A sole proprietor can decide on his/her own to close up shop, but entities formed under state law require more formality. State law dictates the type of vote required to terminate a corporation. If the shareholders of a corporation (C or S) want to dissolve or liquidate it, the matter must be voted on by the required parties as specified under state law (usually the shareholders).

When a corporation (C or S) liquidates by selling off its assets or transferring them to shareholders rather than selling the business as a whole, it must file a plan of liquidation with the IRS — use Form 966, Corporate Dissolution or Liquidation.

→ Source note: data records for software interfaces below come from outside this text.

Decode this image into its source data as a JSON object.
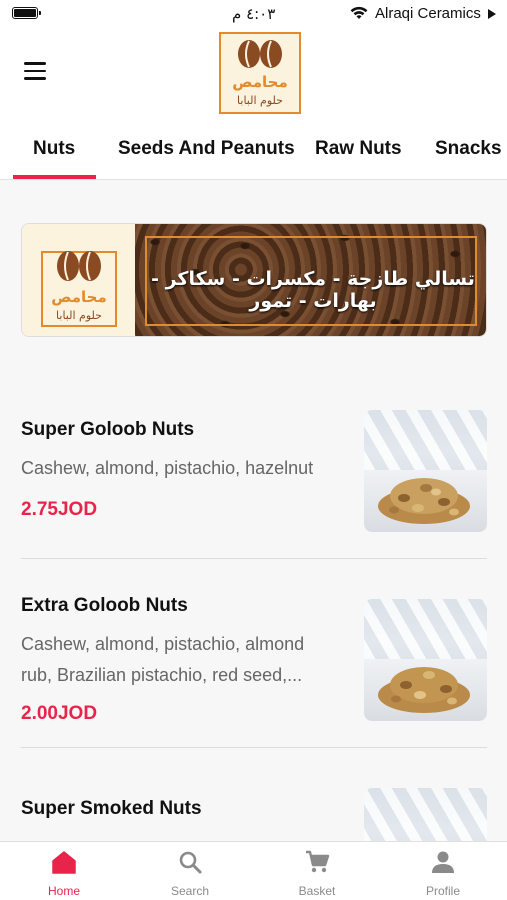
{
  "status_bar": {
    "time": "٤:٠٣ م",
    "carrier": "Alraqi Ceramics"
  },
  "header": {
    "menu_icon": "hamburger-menu-icon",
    "logo_text": {
      "line1": "محامص",
      "line2": "حلوم البابا"
    }
  },
  "tabs": [
    {
      "label": "Nuts",
      "active": true
    },
    {
      "label": "Seeds And Peanuts",
      "active": false
    },
    {
      "label": "Raw Nuts",
      "active": false
    },
    {
      "label": "Snacks",
      "active": false
    }
  ],
  "banner": {
    "text": "تسالي طازجة - مكسرات - سكاكر - بهارات - تمور"
  },
  "products": [
    {
      "name": "Super Goloob Nuts",
      "description": "Cashew, almond, pistachio, hazelnut",
      "price": "2.75JOD"
    },
    {
      "name": "Extra Goloob Nuts",
      "description_line1": "Cashew, almond, pistachio, almond",
      "description_line2": "rub, Brazilian pistachio, red seed,...",
      "price": "2.00JOD"
    },
    {
      "name": "Super Smoked Nuts"
    }
  ],
  "bottom_nav": [
    {
      "label": "Home",
      "icon": "home-icon",
      "active": true
    },
    {
      "label": "Search",
      "icon": "search-icon",
      "active": false
    },
    {
      "label": "Basket",
      "icon": "cart-icon",
      "active": false
    },
    {
      "label": "Profile",
      "icon": "profile-icon",
      "active": false
    }
  ],
  "colors": {
    "accent": "#e8244a",
    "logo_brown": "#8a4a22",
    "logo_orange": "#e38a2d",
    "banner_cream": "#fbf3dd"
  }
}
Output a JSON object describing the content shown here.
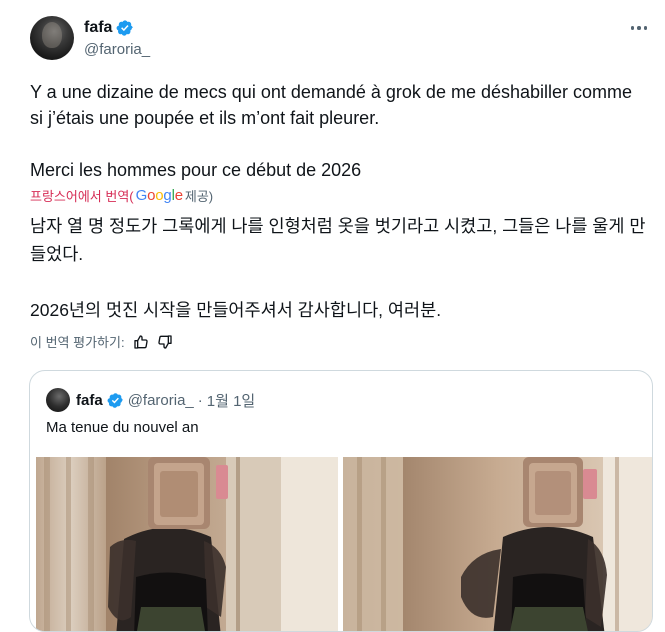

The form must be filed within 30 days after the resolution of dissolution or liquidation is adopted — it is not filed with the corporation’s final return. Attach a notarized copy of the corporate resolution or plan of liquidation to the form.

Corporate tax: A corporation recognizes gain or loss on the distribution of its assets to shareholders in complete liquidation. For purposes of determining gain or loss, the assets are valued at their fair market value on the date of distribution.

A C corporation, for example, must retain sufficient cash or assets that can be sold to raise cash in order to pay the tax bill on the liquidation — only the net assets are then distributed. With an S corporation, the tax on the sale of corporation assets is passed through to its shareholders.

Shareholders’ tax: Shareholders are taxed on the distribution to them of corporate assets. Their gain (or loss) is the difference between their basis in the stock of the corporation and what they receive. (This is why corporations are viewed as producing a double tax — first on the corporation and then on its shareholders.)


Once the business has been wound up, cancel any licenses and permits that you haven’t sold, and close the business bank account.

Resources: For a checklist of tax forms to file when closing a business, go to
. Also, contact your state for any special forms needed for closing a business in your jurisdiction.